• _Excerpts from an interface dataset_
********

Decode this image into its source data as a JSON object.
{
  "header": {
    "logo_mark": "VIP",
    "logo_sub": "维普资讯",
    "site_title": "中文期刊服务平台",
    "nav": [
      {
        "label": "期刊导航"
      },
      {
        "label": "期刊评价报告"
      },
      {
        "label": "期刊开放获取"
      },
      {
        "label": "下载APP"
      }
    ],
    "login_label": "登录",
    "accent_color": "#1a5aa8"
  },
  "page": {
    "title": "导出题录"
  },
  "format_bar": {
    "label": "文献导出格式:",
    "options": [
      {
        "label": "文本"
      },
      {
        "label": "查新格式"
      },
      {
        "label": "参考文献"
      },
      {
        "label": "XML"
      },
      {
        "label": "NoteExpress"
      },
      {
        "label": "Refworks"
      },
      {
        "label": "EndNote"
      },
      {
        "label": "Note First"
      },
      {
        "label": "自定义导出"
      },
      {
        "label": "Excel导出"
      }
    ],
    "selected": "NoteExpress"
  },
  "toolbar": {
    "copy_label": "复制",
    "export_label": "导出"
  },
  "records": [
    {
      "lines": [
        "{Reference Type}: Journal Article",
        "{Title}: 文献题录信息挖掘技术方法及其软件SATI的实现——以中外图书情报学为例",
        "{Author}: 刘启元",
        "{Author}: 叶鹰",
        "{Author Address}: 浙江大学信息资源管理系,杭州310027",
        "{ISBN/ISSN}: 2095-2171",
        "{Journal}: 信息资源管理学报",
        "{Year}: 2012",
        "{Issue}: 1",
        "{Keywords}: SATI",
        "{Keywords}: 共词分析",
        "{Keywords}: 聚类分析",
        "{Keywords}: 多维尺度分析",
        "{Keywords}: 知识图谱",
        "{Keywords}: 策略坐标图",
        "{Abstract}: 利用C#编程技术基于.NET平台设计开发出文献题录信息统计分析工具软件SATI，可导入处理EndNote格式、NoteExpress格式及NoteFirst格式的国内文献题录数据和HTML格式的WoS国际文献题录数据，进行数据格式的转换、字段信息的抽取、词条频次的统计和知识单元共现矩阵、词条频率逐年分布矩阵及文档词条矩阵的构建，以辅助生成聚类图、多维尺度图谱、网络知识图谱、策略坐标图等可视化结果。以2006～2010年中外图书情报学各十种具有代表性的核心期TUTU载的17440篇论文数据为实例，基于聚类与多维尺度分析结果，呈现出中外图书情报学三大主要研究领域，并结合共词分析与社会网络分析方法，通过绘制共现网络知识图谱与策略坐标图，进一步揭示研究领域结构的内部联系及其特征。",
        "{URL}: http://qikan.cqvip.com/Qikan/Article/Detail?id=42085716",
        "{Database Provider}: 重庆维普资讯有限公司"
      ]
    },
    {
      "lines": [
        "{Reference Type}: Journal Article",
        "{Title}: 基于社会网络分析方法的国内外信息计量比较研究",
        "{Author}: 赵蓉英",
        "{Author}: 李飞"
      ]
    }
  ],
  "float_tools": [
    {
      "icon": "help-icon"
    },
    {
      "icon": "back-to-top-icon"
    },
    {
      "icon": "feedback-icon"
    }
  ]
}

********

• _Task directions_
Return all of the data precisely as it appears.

• _Solved problem_
Decode this image into its source data as a JSON object.
{
  "header": {
    "logo_mark": "VIP",
    "logo_sub": "维普资讯",
    "site_title": "中文期刊服务平台",
    "nav": [
      {
        "label": "期刊导航"
      },
      {
        "label": "期刊评价报告"
      },
      {
        "label": "期刊开放获取"
      },
      {
        "label": "下载APP"
      }
    ],
    "login_label": "登录",
    "accent_color": "#1a5aa8"
  },
  "page": {
    "title": "导出题录"
  },
  "format_bar": {
    "label": "文献导出格式:",
    "options": [
      {
        "label": "文本"
      },
      {
        "label": "查新格式"
      },
      {
        "label": "参考文献"
      },
      {
        "label": "XML"
      },
      {
        "label": "NoteExpress"
      },
      {
        "label": "Refworks"
      },
      {
        "label": "EndNote"
      },
      {
        "label": "Note First"
      },
      {
        "label": "自定义导出"
      },
      {
        "label": "Excel导出"
      }
    ],
    "selected": "NoteExpress"
  },
  "toolbar": {
    "copy_label": "复制",
    "export_label": "导出"
  },
  "records": [
    {
      "lines": [
        "{Reference Type}: Journal Article",
        "{Title}: 文献题录信息挖掘技术方法及其软件SATI的实现——以中外图书情报学为例",
        "{Author}: 刘启元",
        "{Author}: 叶鹰",
        "{Author Address}: 浙江大学信息资源管理系,杭州310027",
        "{ISBN/ISSN}: 2095-2171",
        "{Journal}: 信息资源管理学报",
        "{Year}: 2012",
        "{Issue}: 1",
        "{Keywords}: SATI",
        "{Keywords}: 共词分析",
        "{Keywords}: 聚类分析",
        "{Keywords}: 多维尺度分析",
        "{Keywords}: 知识图谱",
        "{Keywords}: 策略坐标图",
        "{Abstract}: 利用C#编程技术基于.NET平台设计开发出文献题录信息统计分析工具软件SATI，可导入处理EndNote格式、NoteExpress格式及NoteFirst格式的国内文献题录数据和HTML格式的WoS国际文献题录数据，进行数据格式的转换、字段信息的抽取、词条频次的统计和知识单元共现矩阵、词条频率逐年分布矩阵及文档词条矩阵的构建，以辅助生成聚类图、多维尺度图谱、网络知识图谱、策略坐标图等可视化结果。以2006～2010年中外图书情报学各十种具有代表性的核心期TUTU载的17440篇论文数据为实例，基于聚类与多维尺度分析结果，呈现出中外图书情报学三大主要研究领域，并结合共词分析与社会网络分析方法，通过绘制共现网络知识图谱与策略坐标图，进一步揭示研究领域结构的内部联系及其特征。",
        "{URL}: http://qikan.cqvip.com/Qikan/Article/Detail?id=42085716",
        "{Database Provider}: 重庆维普资讯有限公司"
      ]
    },
    {
      "lines": [
        "{Reference Type}: Journal Article",
        "{Title}: 基于社会网络分析方法的国内外信息计量比较研究",
        "{Author}: 赵蓉英",
        "{Author}: 李飞"
      ]
    }
  ],
  "float_tools": [
    {
      "icon": "help-icon"
    },
    {
      "icon": "back-to-top-icon"
    },
    {
      "icon": "feedback-icon"
    }
  ]
}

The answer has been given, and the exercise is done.